American Life in Poetry: Column 138


You’ve surely heard it said that the old ought to move over to make room for the young. But in the best of all possible worlds, people who love their work should be able to do it as long as they wish. Those forced to retire, well, they’re a sorry lot. Here the Chicago poet, Deborah Cummins, shows a man trying to adjust to life after work.

At a Certain Age

He sits beside his wife who takes the wheel.   
Clutching coupons, he wanders the aisles   
of Stop & Save.  There’s no place he must be,   
no clock to punch.  Sure, 
there are bass in the lake, a balsa model   
in the garage, the par-three back nine.   
But it’s not the same.   
Time the enemy then, the enemy now.   

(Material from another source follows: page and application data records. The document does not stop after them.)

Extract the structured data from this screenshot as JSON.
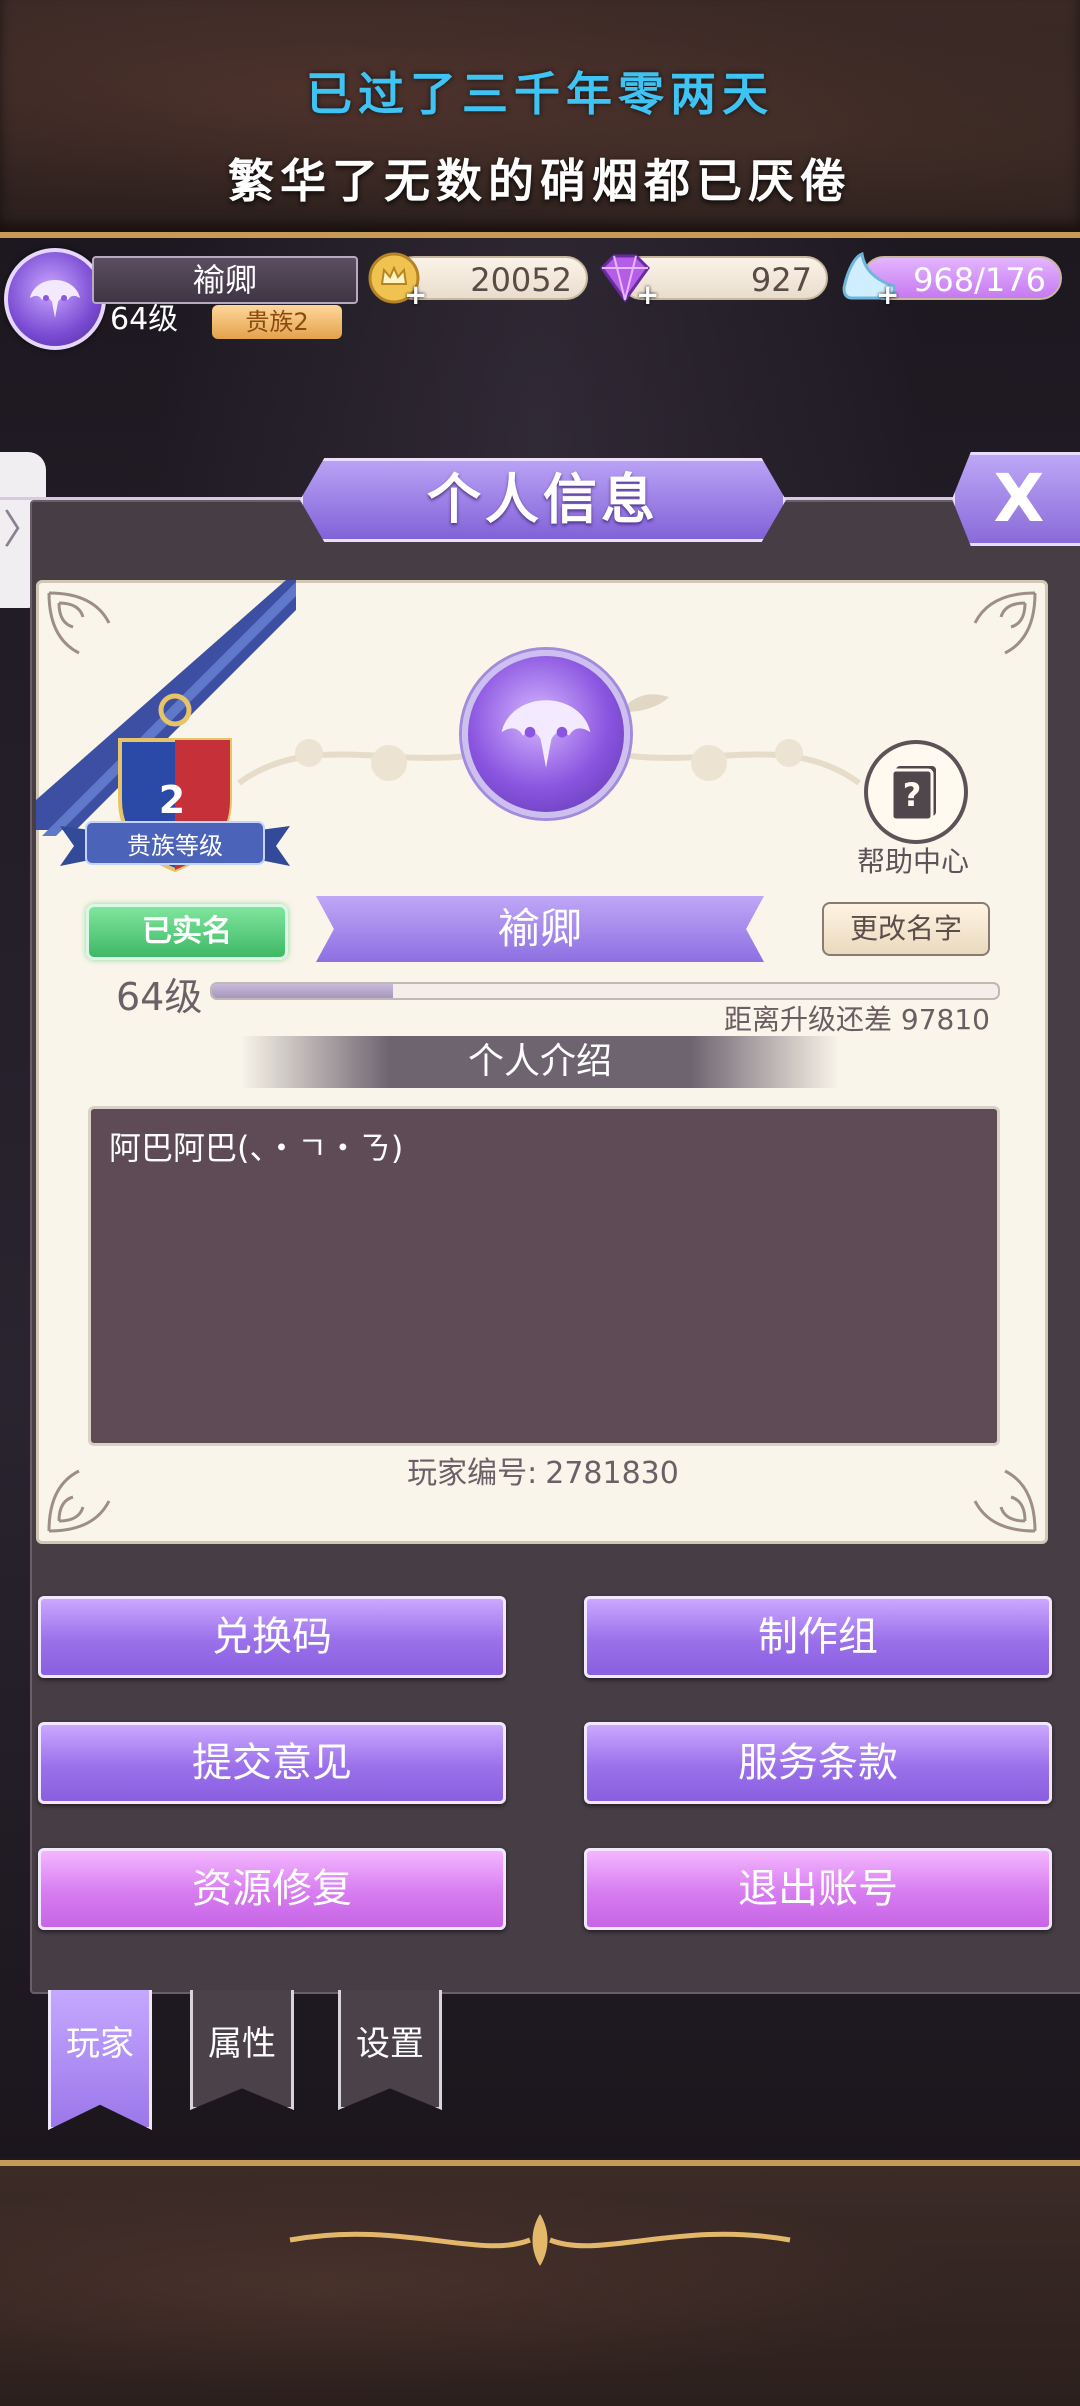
{
  "banner": {
    "lyric_line1": "已过了三千年零两天",
    "lyric_line2": "繁华了无数的硝烟都已厌倦"
  },
  "status": {
    "player_name": "褕卿",
    "level": "64级",
    "noble_badge": "贵族2",
    "gold": "20052",
    "gems": "927",
    "stamina": "968/176"
  },
  "panel": {
    "title": "个人信息",
    "close_label": "X"
  },
  "profile": {
    "noble_level_number": "2",
    "noble_level_label": "贵族等级",
    "help_center_label": "帮助中心",
    "verified_label": "已实名",
    "name": "褕卿",
    "rename_button": "更改名字",
    "level_text": "64级",
    "xp_progress": 0.23,
    "xp_remaining_text": "距离升级还差 97810",
    "intro_header": "个人介绍",
    "intro_text": "阿巴阿巴(、・ㄱ・ㄋ)",
    "player_id_label": "玩家编号:",
    "player_id": "2781830"
  },
  "actions": {
    "redeem_code": "兑换码",
    "credits": "制作组",
    "feedback": "提交意见",
    "terms": "服务条款",
    "repair": "资源修复",
    "logout": "退出账号"
  },
  "tabs": {
    "player": "玩家",
    "attributes": "属性",
    "settings": "设置"
  },
  "icons": {
    "avatar": "jester-mask-icon",
    "gold": "crown-coin-icon",
    "gems": "purple-diamond-icon",
    "stamina": "glass-slipper-icon",
    "help": "help-book-icon",
    "side_handle": "chevron-right-icon"
  },
  "colors": {
    "accent_purple": "#9b70ea",
    "accent_pink": "#d77cf0",
    "lyric_blue": "#3fc3f2",
    "verified_green": "#3fb865"
  }
}
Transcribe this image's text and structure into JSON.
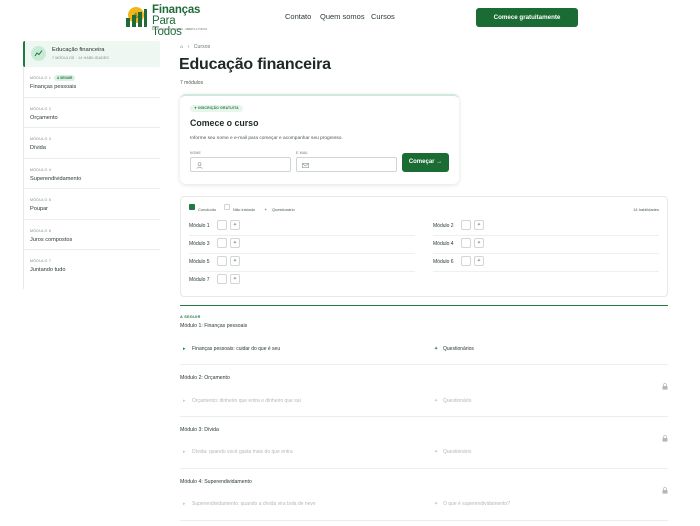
{
  "header": {
    "logo": {
      "line1": "Finanças",
      "line2": "Para Todos",
      "tagline": "EDUCAÇÃO FINANCEIRA · ABERTA A TODOS"
    },
    "nav": [
      "Contato",
      "Quem somos",
      "Cursos"
    ],
    "cta": "Comece gratuitamente"
  },
  "sidebar": {
    "course_title": "Educação financeira",
    "course_sub": "7 MÓDULOS · 14 HABILIDADES",
    "next_badge": "A SEGUIR",
    "modules": [
      {
        "num": "MÓDULO 1",
        "name": "Finanças pessoais"
      },
      {
        "num": "MÓDULO 2",
        "name": "Orçamento"
      },
      {
        "num": "MÓDULO 3",
        "name": "Dívida"
      },
      {
        "num": "MÓDULO 4",
        "name": "Superendividamento"
      },
      {
        "num": "MÓDULO 5",
        "name": "Poupar"
      },
      {
        "num": "MÓDULO 6",
        "name": "Juros compostos"
      },
      {
        "num": "MÓDULO 7",
        "name": "Juntando tudo"
      }
    ]
  },
  "main": {
    "breadcrumb": "Cursos",
    "title": "Educação financeira",
    "module_count": "7 módulos",
    "signup": {
      "badge": "✦ INSCRIÇÃO GRATUITA",
      "title": "Comece o curso",
      "description": "Informe seu nome e e-mail para começar e acompanhar seu progresso.",
      "name_label": "NOME",
      "email_label": "E-MAIL",
      "button": "Começar →"
    },
    "legend": {
      "completed": "Concluído",
      "not_started": "Não iniciado",
      "quizzes": "Questionário",
      "skills_count": "14 habilidades"
    },
    "modules_grid": [
      "Módulo 1",
      "Módulo 2",
      "Módulo 3",
      "Módulo 4",
      "Módulo 5",
      "Módulo 6",
      "Módulo 7"
    ],
    "next_label": "A SEGUIR",
    "sections": [
      {
        "title": "Módulo 1: Finanças pessoais",
        "lesson": "Finanças pessoais: cuidar do que é seu",
        "quiz": "Questionários"
      },
      {
        "title": "Módulo 2: Orçamento",
        "lesson": "Orçamento: dinheiro que entra e dinheiro que sai",
        "quiz": "Questionário"
      },
      {
        "title": "Módulo 3: Dívida",
        "lesson": "Dívida: quando você gasta mais do que entra",
        "quiz": "Questionário"
      },
      {
        "title": "Módulo 4: Superendividamento",
        "lesson": "Superendividamento: quando a dívida vira bola de neve",
        "quiz": "O que é superendividamento?"
      }
    ]
  },
  "colors": {
    "brand": "#1b6b35",
    "accent": "#1f7a43",
    "light": "#e7f5ec"
  }
}
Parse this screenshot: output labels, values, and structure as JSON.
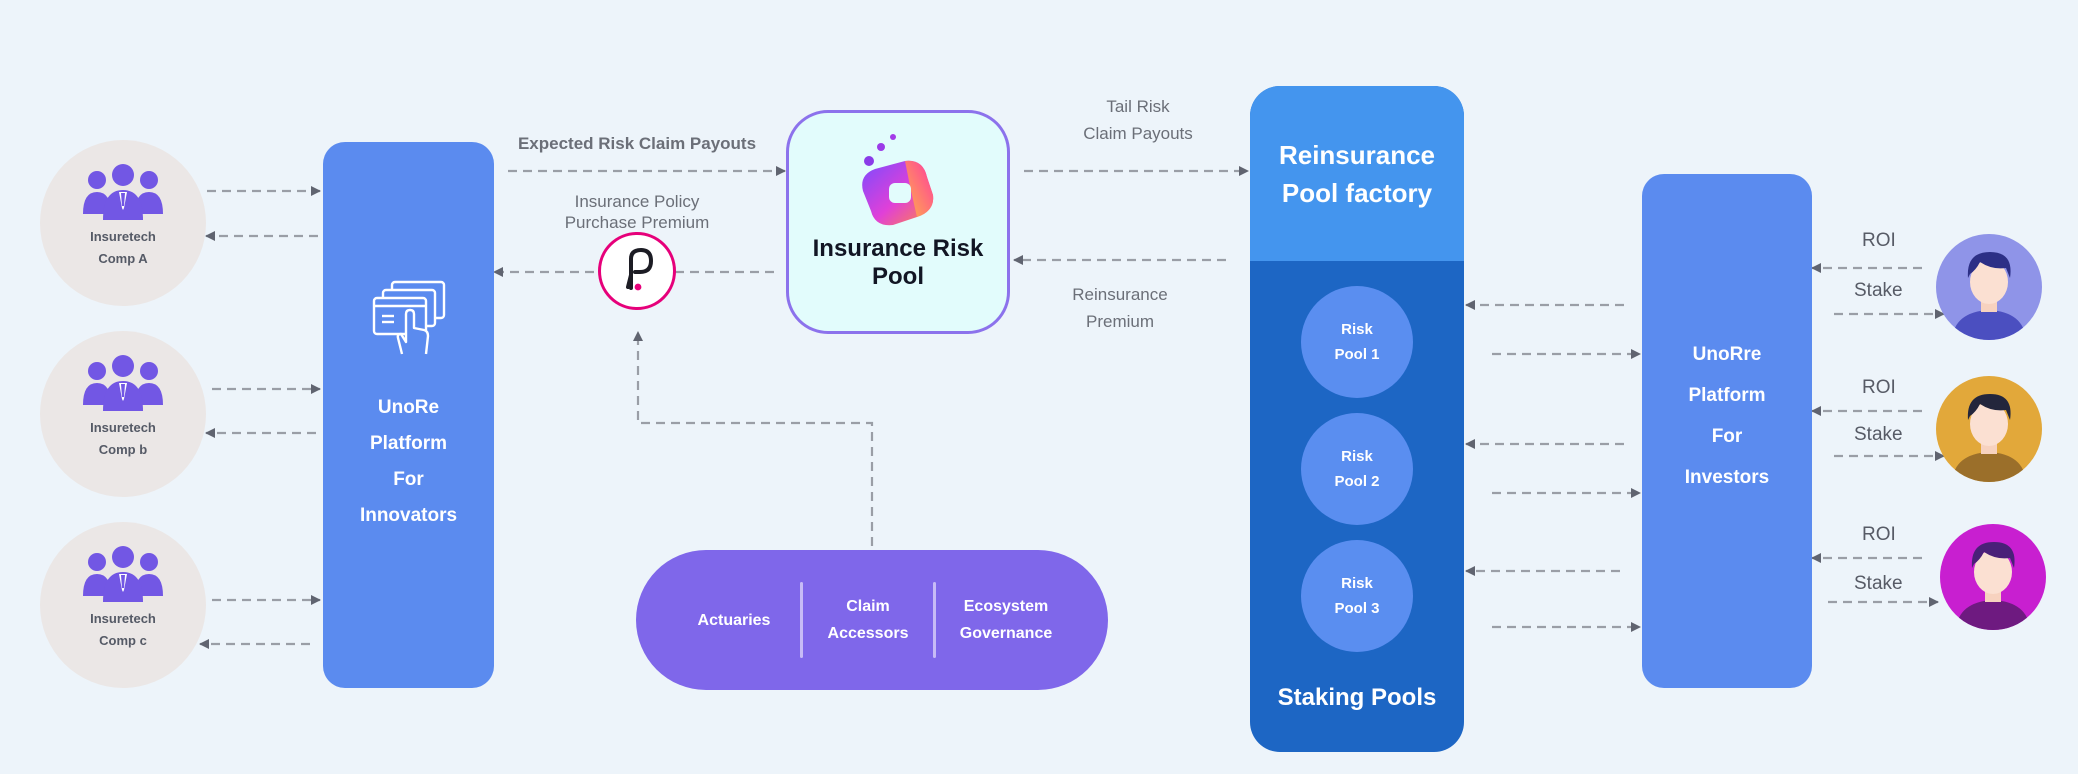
{
  "companies": [
    {
      "line1": "Insuretech",
      "line2": "Comp A"
    },
    {
      "line1": "Insuretech",
      "line2": "Comp b"
    },
    {
      "line1": "Insuretech",
      "line2": "Comp c"
    }
  ],
  "innovators_platform": [
    "UnoRe",
    "Platform",
    "For",
    "Innovators"
  ],
  "labels": {
    "expected_payouts": "Expected Risk Claim Payouts",
    "premium_line1": "Insurance Policy",
    "premium_line2": "Purchase Premium",
    "tail_line1": "Tail Risk",
    "tail_line2": "Claim Payouts",
    "reins_line1": "Reinsurance",
    "reins_line2": "Premium"
  },
  "insurance_pool": {
    "line1": "Insurance Risk",
    "line2": "Pool"
  },
  "roles": {
    "actuaries": "Actuaries",
    "claim_line1": "Claim",
    "claim_line2": "Accessors",
    "eco_line1": "Ecosystem",
    "eco_line2": "Governance"
  },
  "staking": {
    "factory_line1": "Reinsurance",
    "factory_line2": "Pool factory",
    "pools": [
      {
        "line1": "Risk",
        "line2": "Pool 1"
      },
      {
        "line1": "Risk",
        "line2": "Pool 2"
      },
      {
        "line1": "Risk",
        "line2": "Pool 3"
      }
    ],
    "footer": "Staking Pools"
  },
  "investors_platform": [
    "UnoRre",
    "Platform",
    "For",
    "Investors"
  ],
  "investor_flows": {
    "roi": "ROI",
    "stake": "Stake"
  },
  "icons": {
    "company": "group-people-icon",
    "platform": "touch-screen-windows-icon",
    "token": "polkadot-logo-icon",
    "pool": "colorful-cube-logo-icon",
    "investor": "user-avatar-icon"
  },
  "colors": {
    "background": "#edf4fa",
    "platform_blue": "#5b8bef",
    "purple": "#7f67ea",
    "staking_dark": "#1d66c4",
    "staking_light": "#4495ee",
    "avatar_1": "#8f94e8",
    "avatar_2": "#e2a83a",
    "avatar_3": "#c81fd0",
    "polkadot_pink": "#e6007a"
  }
}
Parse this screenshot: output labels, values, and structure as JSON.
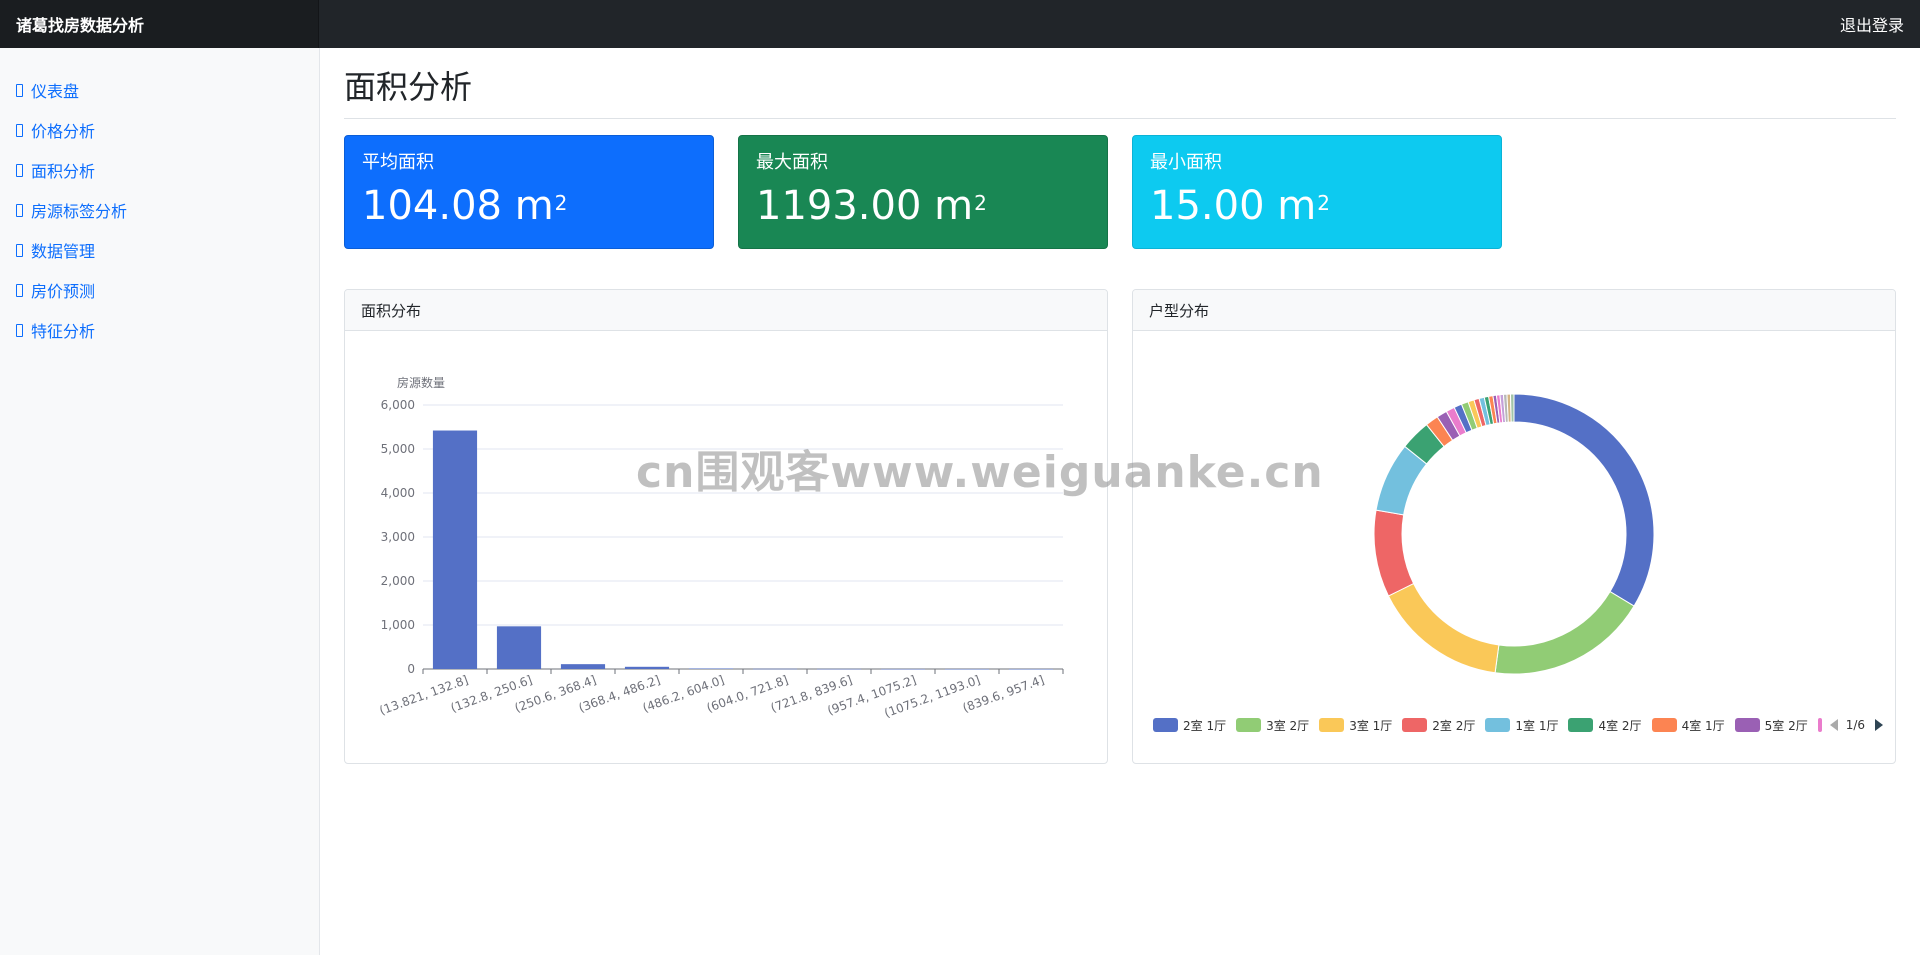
{
  "app": {
    "title": "诸葛找房数据分析",
    "logout_label": "退出登录"
  },
  "sidebar": {
    "items": [
      {
        "label": "仪表盘"
      },
      {
        "label": "价格分析"
      },
      {
        "label": "面积分析"
      },
      {
        "label": "房源标签分析"
      },
      {
        "label": "数据管理"
      },
      {
        "label": "房价预测"
      },
      {
        "label": "特征分析"
      }
    ]
  },
  "page": {
    "title": "面积分析"
  },
  "stats": {
    "avg": {
      "label": "平均面积",
      "value": "104.08",
      "unit": "m",
      "sup": "2",
      "color": "#0d6efd"
    },
    "max": {
      "label": "最大面积",
      "value": "1193.00",
      "unit": "m",
      "sup": "2",
      "color": "#198754"
    },
    "min": {
      "label": "最小面积",
      "value": "15.00",
      "unit": "m",
      "sup": "2",
      "color": "#0dcaf0"
    }
  },
  "area_card": {
    "title": "面积分布"
  },
  "layout_card": {
    "title": "户型分布"
  },
  "watermark": "cn围观客www.weiguanke.cn",
  "chart_data": [
    {
      "type": "bar",
      "ylabel": "房源数量",
      "ylim": [
        0,
        6000
      ],
      "yticks": [
        "0",
        "1,000",
        "2,000",
        "3,000",
        "4,000",
        "5,000",
        "6,000"
      ],
      "categories": [
        "(13.821, 132.8]",
        "(132.8, 250.6]",
        "(250.6, 368.4]",
        "(368.4, 486.2]",
        "(486.2, 604.0]",
        "(604.0, 721.8]",
        "(721.8, 839.6]",
        "(957.4, 1075.2]",
        "(1075.2, 1193.0]",
        "(839.6, 957.4]"
      ],
      "values": [
        5420,
        970,
        110,
        50,
        12,
        5,
        3,
        2,
        1,
        1
      ],
      "color": "#5470c6",
      "grid": true
    },
    {
      "type": "pie",
      "donut": true,
      "legend_position": "bottom",
      "legend_page": "1/6",
      "slices": [
        {
          "name": "2室 1厅",
          "value": 33.5,
          "color": "#5470c6"
        },
        {
          "name": "3室 2厅",
          "value": 18.5,
          "color": "#91cc75"
        },
        {
          "name": "3室 1厅",
          "value": 15.5,
          "color": "#fac858"
        },
        {
          "name": "2室 2厅",
          "value": 10.0,
          "color": "#ee6666"
        },
        {
          "name": "1室 1厅",
          "value": 8.0,
          "color": "#73c0de"
        },
        {
          "name": "4室 2厅",
          "value": 3.5,
          "color": "#3ba272"
        },
        {
          "name": "4室 1厅",
          "value": 1.5,
          "color": "#fc8452"
        },
        {
          "name": "5室 2厅",
          "value": 1.2,
          "color": "#9a60b4"
        },
        {
          "name": "",
          "value": 1.0,
          "color": "#ea7ccc"
        },
        {
          "name": "",
          "value": 0.9,
          "color": "#5470c6"
        },
        {
          "name": "",
          "value": 0.8,
          "color": "#91cc75"
        },
        {
          "name": "",
          "value": 0.7,
          "color": "#fac858"
        },
        {
          "name": "",
          "value": 0.6,
          "color": "#ee6666"
        },
        {
          "name": "",
          "value": 0.6,
          "color": "#73c0de"
        },
        {
          "name": "",
          "value": 0.5,
          "color": "#3ba272"
        },
        {
          "name": "",
          "value": 0.5,
          "color": "#fc8452"
        },
        {
          "name": "",
          "value": 0.4,
          "color": "#9a60b4"
        },
        {
          "name": "",
          "value": 0.4,
          "color": "#ea7ccc"
        },
        {
          "name": "",
          "value": 0.4,
          "color": "#c4a0d9"
        },
        {
          "name": "",
          "value": 0.4,
          "color": "#b8b8b8"
        },
        {
          "name": "",
          "value": 0.4,
          "color": "#d4b483"
        },
        {
          "name": "",
          "value": 0.4,
          "color": "#a3c4a8"
        }
      ]
    }
  ]
}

As he points the remote at the screen   
or pauses at the window, staring   
into the neighbor’s fence but not really seeing it,   
he listens to his wife in the kitchen, more amazed   
than ever—how women seem to know   
what to do.  How, with their cycles and timers,   
their rolling boils and three-minute eggs,   
they wait for something to start.  Or stop.

We do not accept unsolicited submissions. American Life in Poetry is made possible by The Poetry Foundation (, publisher of Poetry magazine. It is also supported by the Department of English at the University of Nebraska-Lincoln. Poem copyright © 2007 by Deborah Cummins, and reprinted by permission of the author. Deborah Cummins’ most recent book of poetry is Counting the Waves, WordTech Communications, 2007. Introduction copyright © 2020 by The Poetry Foundation. The introduction's author, Ted Kooser, served as United States Poet Laureate Consultant in Poetry to the Library of Congress from 2004-2006.